But by joining LIV Golf, Koepka has – at least for now – potentially made it out of the majors. His ticket to the 2023 Masters is punched — assuming Augusta National doesn’t ban LIV players — because he won the 2018 US Open. The winners of the US and British Open and the PGA Championship receive invitations to Augusta for the next five years.
The road back to the Masters in 2024 and beyond, however, is tougher than it was two months ago. Players who win a PGA Tour event in the year since the last Masters qualify. Koepka and the others can’t win PGA Tour events if they can’t play them, so that avenue is blocked.
Players who are in the top 50 of the Official World Golf Rankings at the end of the previous calendar year, as well as the week prior to the start of the Masters, are permitted to enter Augusta. But at this time – and perhaps forever – LIV Golf events do not allow players to accumulate OWGR points. This is a crucial point ahead: LIV players are currently playing in rigged and irrelevant events. If the current rules don’t change, they might struggle to rely on the majors to maintain relevance.
What’s true about this weekend outside of Portland: Someone will win $4 million for coming in first, and the first loser will take home $2.125 million, nearly a million more than the champion John Deere. It matters to gamblers and their investment advisors, no matter how filthy the money.
What matters to the spectator of golf is the test provided and the tournament that follows. LIV players pushed the idea that golf can be a force for good.
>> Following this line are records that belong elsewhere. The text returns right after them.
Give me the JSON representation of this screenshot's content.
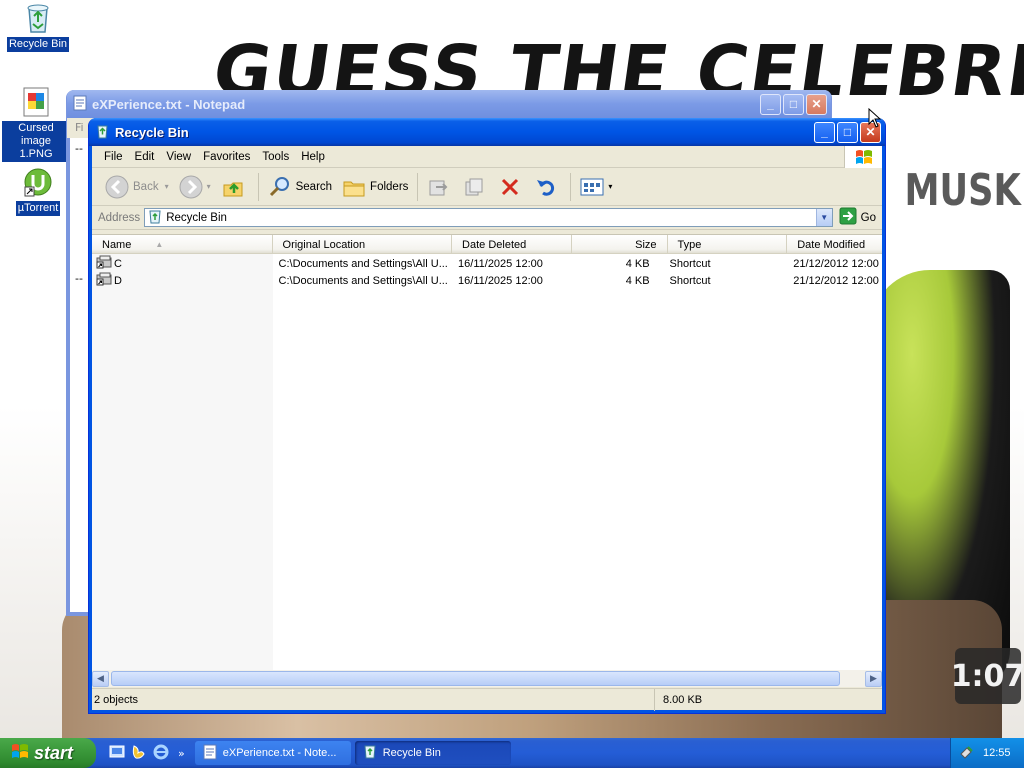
{
  "wallpaper": {
    "title": "GUESS THE CELEBRITY",
    "subtitle": "MUSK",
    "timer": "1:07"
  },
  "desktop_icons": [
    {
      "label": "Recycle Bin",
      "icon": "recycle-bin-icon"
    },
    {
      "label": "Cursed image 1.PNG",
      "icon": "image-file-icon"
    },
    {
      "label": "µTorrent",
      "icon": "utorrent-icon"
    }
  ],
  "notepad": {
    "title": "eXPerience.txt - Notepad",
    "menu_first": "Fi",
    "line_dash": "--"
  },
  "explorer": {
    "title": "Recycle Bin",
    "menu": [
      "File",
      "Edit",
      "View",
      "Favorites",
      "Tools",
      "Help"
    ],
    "toolbar": {
      "back": "Back",
      "search": "Search",
      "folders": "Folders"
    },
    "address": {
      "label": "Address",
      "value": "Recycle Bin",
      "go": "Go"
    },
    "columns": [
      "Name",
      "Original Location",
      "Date Deleted",
      "Size",
      "Type",
      "Date Modified"
    ],
    "rows": [
      {
        "name": "C",
        "location": "C:\\Documents and Settings\\All U...",
        "deleted": "16/11/2025 12:00",
        "size": "4 KB",
        "type": "Shortcut",
        "modified": "21/12/2012 12:00"
      },
      {
        "name": "D",
        "location": "C:\\Documents and Settings\\All U...",
        "deleted": "16/11/2025 12:00",
        "size": "4 KB",
        "type": "Shortcut",
        "modified": "21/12/2012 12:00"
      }
    ],
    "status": {
      "objects": "2 objects",
      "size": "8.00 KB"
    }
  },
  "taskbar": {
    "start": "start",
    "quick_more": "»",
    "tasks": [
      {
        "label": "eXPerience.txt - Note...",
        "active": false
      },
      {
        "label": "Recycle Bin",
        "active": true
      }
    ],
    "clock": "12:55"
  },
  "colors": {
    "xp_blue": "#0054e3",
    "start_green": "#3c9a3c",
    "tray_blue": "#0f7fd8",
    "delete_red": "#d42b1e"
  }
}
It’s suspect at best, especially when the golf being produced feels more like a second-rate carnival than a first-class competition.